The Brontës’ story may have begun in humble Haworth, but its impact can be felt in the output of creatives across the world. 

To find out just how important their works were, we’ve gathered a group of authors to discuss how the Brontës inspired their creativity, while reflecting on the artistic power the family holds over modern popular culture. 

Chaired by Sally Bayley, our speakers include Tasha Suri, the award-winning writer behind the Wuthering Heights-inspired young adult epic What Souls Are Made Of, Glass Town graphic novelist and author Isabel Greenberg, and British-Palestinian writer Shereen Malherbe, author of the Jane Eyre remix, The Land Beneath the Light.

Take a step into the minds of our authors and join us for a fascinating insight into the enduring legacy of Yorkshire’s famous literary family.

About The Authors

Headshot of children's author Tasha Suri sat at a small round table with a cup of tea

Tasha Suri

Tasha Suri was born in Harrow, north-west London. The daughter of Punjabi parents, she spent many childhood holidays exploring India with her family, and still fondly remembers the time she was chased around the Taj Mahal by an irate tour guide. She studied English and creative writing at Warwick University, and now lives in London where she works as a librarian. To no one’s surprise, she owns a cat. A love of period Bollywood films, history and mythology led her to begin writing South Asian influenced fantasy. Tasha Suri has won the British Fantasy Society Best Newcomer Award and Starburst Brave New Words Award. Her debut, Empire of Sand, has been optioned for TV.

Isabel Greenberg

Isabel Greenberg is an illustrator, writer and comic artist and the author of three graphic novels; The Encyclopedia of Early Earth, The One Hundred Nights of Hero, and Glass Town. She has also illustrated a number of children’s books, and is a lecturer at Camberwell College of Arts.

Headshot of Sally Bayley

Sally Bayley

Sally Bayley is a writer of fiction and non-fiction. As a child, she absorbed the sounds and rhythms of poetry, ballads and folksongs, and these patterns inform the structure of her story-telling.

In 1990, Sally was the first child to go to university from West Sussex County Council Care services. She studied at St Andrews university, and then went to America, where she taught aesthetic education in midwestern schools and universities and foundation arts courses to adults in inner city Ohio. She is interested in the Liberal Arts model of education and believes anyone can think or write to a high level with the right encouragement and practice. One reader has described her books as rhapsodies which means ‘to stitch a song.’
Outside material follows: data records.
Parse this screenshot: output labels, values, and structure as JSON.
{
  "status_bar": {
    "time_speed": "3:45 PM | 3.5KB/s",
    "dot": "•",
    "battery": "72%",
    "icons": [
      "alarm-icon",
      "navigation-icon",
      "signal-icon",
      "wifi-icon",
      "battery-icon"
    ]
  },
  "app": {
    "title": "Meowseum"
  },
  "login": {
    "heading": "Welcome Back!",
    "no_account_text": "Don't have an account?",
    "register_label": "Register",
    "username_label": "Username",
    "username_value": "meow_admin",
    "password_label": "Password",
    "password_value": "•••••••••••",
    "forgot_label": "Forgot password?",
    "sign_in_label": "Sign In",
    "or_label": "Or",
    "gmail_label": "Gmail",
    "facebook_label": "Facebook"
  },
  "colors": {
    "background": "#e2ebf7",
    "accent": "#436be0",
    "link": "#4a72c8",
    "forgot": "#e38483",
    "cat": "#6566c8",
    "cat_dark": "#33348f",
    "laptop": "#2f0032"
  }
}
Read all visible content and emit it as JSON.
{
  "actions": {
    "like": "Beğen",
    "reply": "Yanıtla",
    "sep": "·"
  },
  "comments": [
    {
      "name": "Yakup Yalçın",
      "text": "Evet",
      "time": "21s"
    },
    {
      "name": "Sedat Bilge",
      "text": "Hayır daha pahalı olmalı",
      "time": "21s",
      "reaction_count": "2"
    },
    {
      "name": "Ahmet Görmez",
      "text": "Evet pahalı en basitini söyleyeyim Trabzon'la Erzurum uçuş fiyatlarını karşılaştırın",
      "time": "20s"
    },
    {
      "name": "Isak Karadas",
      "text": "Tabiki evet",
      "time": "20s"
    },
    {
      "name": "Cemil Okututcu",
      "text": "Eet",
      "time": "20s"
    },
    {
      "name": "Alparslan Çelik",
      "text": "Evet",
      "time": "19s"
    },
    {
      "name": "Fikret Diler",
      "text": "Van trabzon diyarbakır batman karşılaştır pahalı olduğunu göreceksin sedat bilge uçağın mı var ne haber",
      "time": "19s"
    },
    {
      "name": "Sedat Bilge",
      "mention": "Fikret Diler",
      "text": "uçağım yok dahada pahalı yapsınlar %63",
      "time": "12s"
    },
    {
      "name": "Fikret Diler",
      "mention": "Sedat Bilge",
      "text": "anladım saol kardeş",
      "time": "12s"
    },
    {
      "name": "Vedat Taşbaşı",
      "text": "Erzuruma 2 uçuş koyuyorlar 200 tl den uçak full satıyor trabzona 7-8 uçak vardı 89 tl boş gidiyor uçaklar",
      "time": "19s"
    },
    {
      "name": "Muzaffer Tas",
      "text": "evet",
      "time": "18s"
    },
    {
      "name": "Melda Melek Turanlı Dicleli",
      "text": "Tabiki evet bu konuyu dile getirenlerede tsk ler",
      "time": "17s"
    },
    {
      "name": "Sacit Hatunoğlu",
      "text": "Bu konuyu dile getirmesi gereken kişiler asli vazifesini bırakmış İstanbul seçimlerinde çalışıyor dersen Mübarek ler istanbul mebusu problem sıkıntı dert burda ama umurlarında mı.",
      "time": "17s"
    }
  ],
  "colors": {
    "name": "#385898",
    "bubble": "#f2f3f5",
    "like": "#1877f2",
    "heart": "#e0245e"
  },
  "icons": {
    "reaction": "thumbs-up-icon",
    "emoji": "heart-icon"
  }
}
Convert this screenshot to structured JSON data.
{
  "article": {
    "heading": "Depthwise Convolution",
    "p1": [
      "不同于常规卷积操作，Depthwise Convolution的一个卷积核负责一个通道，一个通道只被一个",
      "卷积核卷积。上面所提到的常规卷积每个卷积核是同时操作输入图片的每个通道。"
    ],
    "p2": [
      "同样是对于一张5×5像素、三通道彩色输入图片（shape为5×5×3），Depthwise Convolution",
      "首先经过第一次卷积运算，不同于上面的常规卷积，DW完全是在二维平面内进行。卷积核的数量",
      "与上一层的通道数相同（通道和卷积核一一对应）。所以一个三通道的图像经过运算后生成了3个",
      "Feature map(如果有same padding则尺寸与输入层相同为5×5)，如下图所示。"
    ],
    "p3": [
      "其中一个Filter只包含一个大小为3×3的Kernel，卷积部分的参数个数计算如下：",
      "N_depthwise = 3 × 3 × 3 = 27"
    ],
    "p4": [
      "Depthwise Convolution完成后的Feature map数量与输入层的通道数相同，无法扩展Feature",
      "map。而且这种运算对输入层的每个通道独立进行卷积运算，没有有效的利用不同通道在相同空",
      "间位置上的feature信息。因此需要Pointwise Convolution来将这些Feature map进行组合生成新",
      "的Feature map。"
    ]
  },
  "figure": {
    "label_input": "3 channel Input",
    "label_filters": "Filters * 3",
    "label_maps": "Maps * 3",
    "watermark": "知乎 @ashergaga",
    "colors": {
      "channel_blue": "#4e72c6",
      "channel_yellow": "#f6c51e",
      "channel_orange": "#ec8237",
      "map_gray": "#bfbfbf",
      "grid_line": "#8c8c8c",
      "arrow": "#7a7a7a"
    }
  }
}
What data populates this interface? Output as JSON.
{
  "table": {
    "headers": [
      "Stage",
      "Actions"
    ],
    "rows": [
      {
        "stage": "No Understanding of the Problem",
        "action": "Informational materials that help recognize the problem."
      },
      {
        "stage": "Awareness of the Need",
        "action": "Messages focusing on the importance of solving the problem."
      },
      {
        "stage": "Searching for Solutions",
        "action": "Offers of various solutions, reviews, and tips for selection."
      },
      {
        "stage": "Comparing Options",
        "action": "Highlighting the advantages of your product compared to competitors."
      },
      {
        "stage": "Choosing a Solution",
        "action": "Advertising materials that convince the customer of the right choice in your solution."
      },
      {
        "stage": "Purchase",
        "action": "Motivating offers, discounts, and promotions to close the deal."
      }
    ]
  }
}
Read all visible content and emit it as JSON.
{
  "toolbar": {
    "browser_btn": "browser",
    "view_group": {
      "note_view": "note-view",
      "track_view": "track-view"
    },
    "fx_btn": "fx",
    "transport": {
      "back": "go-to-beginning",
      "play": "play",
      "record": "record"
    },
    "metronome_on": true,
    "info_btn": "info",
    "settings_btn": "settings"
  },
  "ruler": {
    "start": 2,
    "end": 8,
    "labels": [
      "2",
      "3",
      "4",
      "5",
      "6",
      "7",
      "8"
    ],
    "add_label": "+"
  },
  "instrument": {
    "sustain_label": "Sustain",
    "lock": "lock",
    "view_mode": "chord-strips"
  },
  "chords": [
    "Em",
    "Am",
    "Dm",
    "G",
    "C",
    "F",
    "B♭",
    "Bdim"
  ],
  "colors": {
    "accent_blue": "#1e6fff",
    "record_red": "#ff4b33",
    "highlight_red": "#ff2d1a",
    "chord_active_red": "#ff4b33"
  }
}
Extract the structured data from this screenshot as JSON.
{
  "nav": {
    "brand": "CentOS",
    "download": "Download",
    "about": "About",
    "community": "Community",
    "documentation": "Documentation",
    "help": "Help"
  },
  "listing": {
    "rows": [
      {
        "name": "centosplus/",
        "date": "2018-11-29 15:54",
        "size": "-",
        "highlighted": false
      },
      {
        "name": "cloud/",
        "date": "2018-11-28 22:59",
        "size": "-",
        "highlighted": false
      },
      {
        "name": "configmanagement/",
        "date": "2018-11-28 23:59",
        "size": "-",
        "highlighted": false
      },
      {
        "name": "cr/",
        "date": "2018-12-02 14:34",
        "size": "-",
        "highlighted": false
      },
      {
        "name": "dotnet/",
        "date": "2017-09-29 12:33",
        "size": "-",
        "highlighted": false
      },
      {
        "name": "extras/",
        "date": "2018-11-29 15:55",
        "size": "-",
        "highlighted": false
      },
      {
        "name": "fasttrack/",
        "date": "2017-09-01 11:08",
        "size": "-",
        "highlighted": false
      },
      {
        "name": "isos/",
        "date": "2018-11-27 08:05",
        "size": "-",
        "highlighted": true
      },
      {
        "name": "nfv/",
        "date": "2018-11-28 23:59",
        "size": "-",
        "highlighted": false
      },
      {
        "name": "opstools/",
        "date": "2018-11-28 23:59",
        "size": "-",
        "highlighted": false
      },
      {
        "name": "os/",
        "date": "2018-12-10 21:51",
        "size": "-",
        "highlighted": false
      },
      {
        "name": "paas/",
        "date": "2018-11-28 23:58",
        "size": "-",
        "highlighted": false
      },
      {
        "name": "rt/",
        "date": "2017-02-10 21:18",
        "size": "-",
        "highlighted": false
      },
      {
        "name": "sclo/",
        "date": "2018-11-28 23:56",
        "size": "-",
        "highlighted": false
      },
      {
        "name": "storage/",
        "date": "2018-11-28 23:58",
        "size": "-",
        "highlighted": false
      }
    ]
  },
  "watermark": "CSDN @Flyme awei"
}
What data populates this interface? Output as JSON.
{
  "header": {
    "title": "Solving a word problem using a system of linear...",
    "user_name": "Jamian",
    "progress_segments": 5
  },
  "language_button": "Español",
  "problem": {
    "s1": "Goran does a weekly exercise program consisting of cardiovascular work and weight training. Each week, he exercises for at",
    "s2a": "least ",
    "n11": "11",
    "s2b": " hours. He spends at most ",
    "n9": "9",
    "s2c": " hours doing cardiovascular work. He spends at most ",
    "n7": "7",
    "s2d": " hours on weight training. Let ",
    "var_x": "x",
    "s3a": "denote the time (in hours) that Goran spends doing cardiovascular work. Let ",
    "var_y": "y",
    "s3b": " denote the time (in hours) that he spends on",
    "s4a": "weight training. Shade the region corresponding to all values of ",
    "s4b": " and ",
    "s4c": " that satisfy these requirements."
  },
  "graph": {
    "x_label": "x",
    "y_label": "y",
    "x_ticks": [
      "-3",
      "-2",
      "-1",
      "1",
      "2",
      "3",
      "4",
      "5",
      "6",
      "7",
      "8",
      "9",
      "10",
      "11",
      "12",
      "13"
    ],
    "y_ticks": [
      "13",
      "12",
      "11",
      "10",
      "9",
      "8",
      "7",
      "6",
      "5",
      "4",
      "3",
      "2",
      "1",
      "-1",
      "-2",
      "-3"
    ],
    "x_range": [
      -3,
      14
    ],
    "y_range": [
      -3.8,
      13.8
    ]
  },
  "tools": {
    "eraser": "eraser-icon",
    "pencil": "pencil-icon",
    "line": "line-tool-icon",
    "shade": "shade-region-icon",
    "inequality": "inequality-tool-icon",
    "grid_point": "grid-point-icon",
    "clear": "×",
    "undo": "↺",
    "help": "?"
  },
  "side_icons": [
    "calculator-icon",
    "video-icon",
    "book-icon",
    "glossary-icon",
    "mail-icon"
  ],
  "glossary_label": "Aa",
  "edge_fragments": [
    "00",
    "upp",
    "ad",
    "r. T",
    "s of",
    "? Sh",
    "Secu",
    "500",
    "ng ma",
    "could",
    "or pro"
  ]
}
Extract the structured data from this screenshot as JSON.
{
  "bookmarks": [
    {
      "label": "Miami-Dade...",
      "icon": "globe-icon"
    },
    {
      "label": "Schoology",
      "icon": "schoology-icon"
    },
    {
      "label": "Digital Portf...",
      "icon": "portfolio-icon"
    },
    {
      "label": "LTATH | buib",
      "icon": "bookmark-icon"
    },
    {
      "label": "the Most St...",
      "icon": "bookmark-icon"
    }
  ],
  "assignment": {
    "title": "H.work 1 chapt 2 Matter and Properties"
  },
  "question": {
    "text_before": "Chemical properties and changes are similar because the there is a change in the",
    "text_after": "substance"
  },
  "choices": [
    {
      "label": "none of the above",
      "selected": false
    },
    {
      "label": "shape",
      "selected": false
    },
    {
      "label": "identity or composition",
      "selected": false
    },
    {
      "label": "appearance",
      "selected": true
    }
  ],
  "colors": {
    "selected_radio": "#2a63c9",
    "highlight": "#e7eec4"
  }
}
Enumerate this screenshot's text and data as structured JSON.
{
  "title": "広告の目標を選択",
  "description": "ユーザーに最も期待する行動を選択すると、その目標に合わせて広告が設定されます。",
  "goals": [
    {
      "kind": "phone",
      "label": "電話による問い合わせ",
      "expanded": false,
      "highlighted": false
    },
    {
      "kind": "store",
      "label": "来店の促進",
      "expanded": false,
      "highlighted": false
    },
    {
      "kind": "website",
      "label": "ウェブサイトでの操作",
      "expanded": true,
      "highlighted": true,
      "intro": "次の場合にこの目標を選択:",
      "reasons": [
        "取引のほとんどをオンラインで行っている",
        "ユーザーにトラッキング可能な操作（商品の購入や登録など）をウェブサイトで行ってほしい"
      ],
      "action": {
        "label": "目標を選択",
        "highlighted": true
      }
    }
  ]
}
Sally is currently a Lecturer in English at Hertford College, Oxford. She also teaches on the Sarah Lawrence visiting programme at Wadham College, Oxford. From 2018-2020 she was a Royal Literary Fund Fellow at Oxford Brookes University.

Shereen Malherbe

Shereen Malherbe is a British Palestinian author. After spending over a decade living throughout the Middle East, Shereen now resides in England with her husband and four children.

Shereen, an English Literature graduate, is a writer, researcher & consultant for various organisations.

Shereen’s debut novel, Jasmine Falling, has been voted among the Best Books by Muslim Women (Goodreads), and her second, The Tower has become academic set text in a US university. Her short story, The Cypress Tree, was published in World Literature Today’s landmark edition, ‘Palestine Voices’.

Her latest novel, The Land Beneath the Light; a Palestinian reimagining of Jane Eyre, has been nominated for the Palestine Book Awards 2022.